The center has also installed a 20-ton liquid nitrogen storage tank in the ultra-low temperature cell repository to ensure that the repository still gets liquid nitrogen it needed for 45 days even when the center is closed to the outside world due to traffic disruption caused by a natural disaster.
In other words, the germplasm center wants to create and demonstrate the image of "safety." The center stores genetic resources of all livestocks in Taiwan and its computerized ultra-low temperature cell repository has become a risk management location of species backup and a storeroom for frozen collection of diversified Taiwan species because it gets needed liquid nitrogen automatically. The Livestock Germplasm Center is the real-world "Noah's ark."
The establishment of Taiwan's livestock germplasm bank was decided in the 8th Executive Yuan Science and Technology Advisory Meeting in 1986 during which U.S. Advisor Sylvan Harold Wittwer made the suggestion that Taiwan set its short- and long-term goals for species collection. The LRI formulated a national plan in 1987 and began the set-up of a farm to reproduce small groups of native livestock in cooperation with animal department professors from National Taiwan University and National Chung Hsing University.
The livestock Germplasm Center now conserves genetic resources of 77 livestock species and strains, including 19 native and 38 foreign species as well as 20 new species/strains produced by breeding, said LRI Director Huang Ying-hau.
LRI Genetic Breeding Division Chief Wu Ming-cheh said that these species are provided by breeders, preservation sites, importers, local veterinary staff and farmers' association promotion staff. The germplasm bank preserves livestock genetic resources in animal, vegetation and microorganism categories.
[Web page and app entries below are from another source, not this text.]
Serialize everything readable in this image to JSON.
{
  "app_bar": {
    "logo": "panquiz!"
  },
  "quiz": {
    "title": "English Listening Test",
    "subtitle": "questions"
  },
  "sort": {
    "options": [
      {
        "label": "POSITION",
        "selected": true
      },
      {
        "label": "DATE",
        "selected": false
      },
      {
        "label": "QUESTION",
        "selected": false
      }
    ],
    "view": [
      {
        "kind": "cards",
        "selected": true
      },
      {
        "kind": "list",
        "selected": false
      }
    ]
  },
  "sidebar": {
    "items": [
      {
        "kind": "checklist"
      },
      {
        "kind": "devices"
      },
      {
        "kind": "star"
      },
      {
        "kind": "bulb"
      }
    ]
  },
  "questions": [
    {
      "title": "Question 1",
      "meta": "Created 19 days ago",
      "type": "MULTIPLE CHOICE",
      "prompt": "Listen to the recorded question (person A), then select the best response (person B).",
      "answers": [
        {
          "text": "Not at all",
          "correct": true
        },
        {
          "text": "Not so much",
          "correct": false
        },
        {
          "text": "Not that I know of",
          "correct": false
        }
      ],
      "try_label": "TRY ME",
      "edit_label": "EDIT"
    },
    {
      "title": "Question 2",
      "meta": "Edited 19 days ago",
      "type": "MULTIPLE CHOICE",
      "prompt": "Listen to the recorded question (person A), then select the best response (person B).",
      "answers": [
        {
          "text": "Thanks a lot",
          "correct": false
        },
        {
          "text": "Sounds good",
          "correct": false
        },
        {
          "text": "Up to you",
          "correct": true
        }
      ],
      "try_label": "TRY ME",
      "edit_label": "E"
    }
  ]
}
Livestock are divided into domestic animals and birds, vegetation are mainly feed crops, and microorganism include those in livestock digestive system and fermented compost of manure and urine.
Genetic resources are usually conserved in living form or frozen genetice materials. Preserving germplasm in living form must conserve a considerable number of mature individuals with reproductive potential, and continued funding and breeding space are necessary. Based on the afore-mentioned restraints and consideration of risk diversification, living germplasm are preserved in LRI braches and breeding stock reproduction grounds throughout Taiwan. Genetic materials preserved in frozen form include germ cell (sperm, egg and embryo), tissue, somatic cell, cell line, DNA and gene pool. Those conserved for less than 5 years are kept in freezers at -20 or -80 degrees Celsius, while those preserved for long term are conserved in liquid nitrogen storage tank at -185 to -196 degrees Celsius.
Germplasm preservation has significantly affected the development of domestic livestock market. Dr. Wu Ming-cheh cited Livestock Genetic Resources Information Network in Taiwan as saying that the network has assisted the breeding industry in selecting breeding stock, directly affecting annual swine output value of NT&920 million and indirectly helping the pig industry lower production cost by NT$3.6 billion. With regard to quality milk cow and Ten tons cow, germplasm preservation has affected annual cattle output value of NT$170 million.
Huang noted that as climate changes with global warming, such characteristics as heat-tolerant, coarse-resistant, disease-resistant, prolific and special flavor are helpful for native livestock species to adapt to newly changed earth environment, the LRI will strengthen study of these characteristics and their new applications in the future and try to integrate them into the current economic production system, making Taiwan a subtropical country of advanced livestock technology as well as a member of Asian germplasm banks through international exchange of Taiwan's precious genetic heritage.